Internet Access
Description Access URL
https://eos.ucs.uri.edu/EOS_Linked_Documents/vpi/vpit79003.pdf
Holdings
Library Call Number Additional Info Location Last
Modified
Checkout
Status
EJAM  GC57.2.V6 no.79-07 Region 3 Library/Philadelphia, PA 01/01/1988
Collation iv, 25 leaves ; 28 cm
Notes
June, 1979." "VPI-SG-79-07." Includes bibliographical references (leaves 22-25). NOAA Office of Sea Grant
Contents Notes

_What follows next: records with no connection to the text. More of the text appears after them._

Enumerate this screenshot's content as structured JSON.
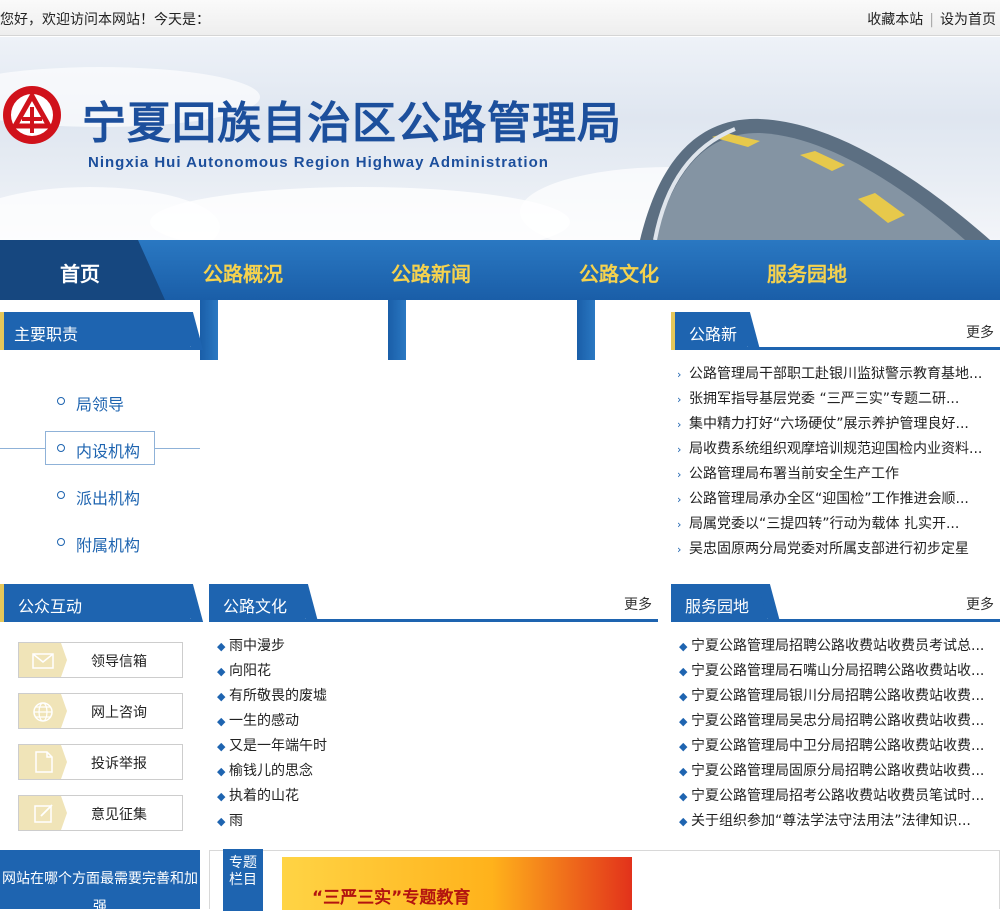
{
  "topbar": {
    "welcome": "您好，欢迎访问本网站！今天是：",
    "bookmark": "收藏本站",
    "sethome": "设为首页"
  },
  "banner": {
    "title": "宁夏回族自治区公路管理局",
    "subtitle": "Ningxia Hui Autonomous Region Highway Administration"
  },
  "nav": {
    "items": [
      "首页",
      "公路概况",
      "公路新闻",
      "公路文化",
      "服务园地"
    ]
  },
  "duty": {
    "title": "主要职责",
    "items": [
      "局领导",
      "内设机构",
      "派出机构",
      "附属机构"
    ]
  },
  "news": {
    "title": "公路新闻",
    "more": "更多",
    "items": [
      "公路管理局干部职工赴银川监狱警示教育基地...",
      "张拥军指导基层党委 “三严三实”专题二研...",
      "集中精力打好“六场硬仗”展示养护管理良好...",
      "局收费系统组织观摩培训规范迎国检内业资料...",
      "公路管理局布署当前安全生产工作",
      "公路管理局承办全区“迎国检”工作推进会顺...",
      "局属党委以“三提四转”行动为载体 扎实开...",
      "吴忠固原两分局党委对所属支部进行初步定星"
    ]
  },
  "interact": {
    "title": "公众互动",
    "buttons": [
      "领导信箱",
      "网上咨询",
      "投诉举报",
      "意见征集"
    ],
    "ask": "网站在哪个方面最需要完善和加强"
  },
  "culture": {
    "title": "公路文化",
    "more": "更多",
    "items": [
      "雨中漫步",
      "向阳花",
      "有所敬畏的废墟",
      "一生的感动",
      "又是一年端午时",
      "榆钱儿的思念",
      "执着的山花",
      "雨"
    ]
  },
  "service": {
    "title": "服务园地",
    "more": "更多",
    "items": [
      "宁夏公路管理局招聘公路收费站收费员考试总...",
      "宁夏公路管理局石嘴山分局招聘公路收费站收...",
      "宁夏公路管理局银川分局招聘公路收费站收费...",
      "宁夏公路管理局吴忠分局招聘公路收费站收费...",
      "宁夏公路管理局中卫分局招聘公路收费站收费...",
      "宁夏公路管理局固原分局招聘公路收费站收费...",
      "宁夏公路管理局招考公路收费站收费员笔试时...",
      "关于组织参加“尊法学法守法用法”法律知识..."
    ]
  },
  "special": {
    "tab": "专题栏目",
    "banner": "“三严三实”专题教育"
  },
  "icons": {
    "mail": "mail-icon",
    "globe": "globe-icon",
    "doc": "document-icon",
    "edit": "edit-icon",
    "logo": "logo-icon"
  },
  "colors": {
    "primary": "#1e64b0",
    "nav_text": "#f5d24e",
    "logo_red": "#d0121b"
  }
}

Regulatory agencies are required to weigh the benefits and the costs of alternative wetlands use patterns before granting permits to alter natural wetlands for residential or commercial uses.there is, however, considerable scientific uncertainty about the existence and scope of natural wetlands services as well as the possibility of reversing wetlands alterations. Because of this uncertainty, the utilization of a "minimax" decision strategy for the granting of permits is suggested. This strategy suggests that decision-makers should select that course of action which minimizes the maximum loss that could be imposed on present or future generations. The selection of a minimax strategy requires decision-makers to obtain estimates of development values; two case studies of such development values are reported. Furthermore, the use of a "minimax" strategy when there is considerable uncertainty with respect to the existence and value of natural services provides an economic justification for a "preservation" orientation by permitting agencies.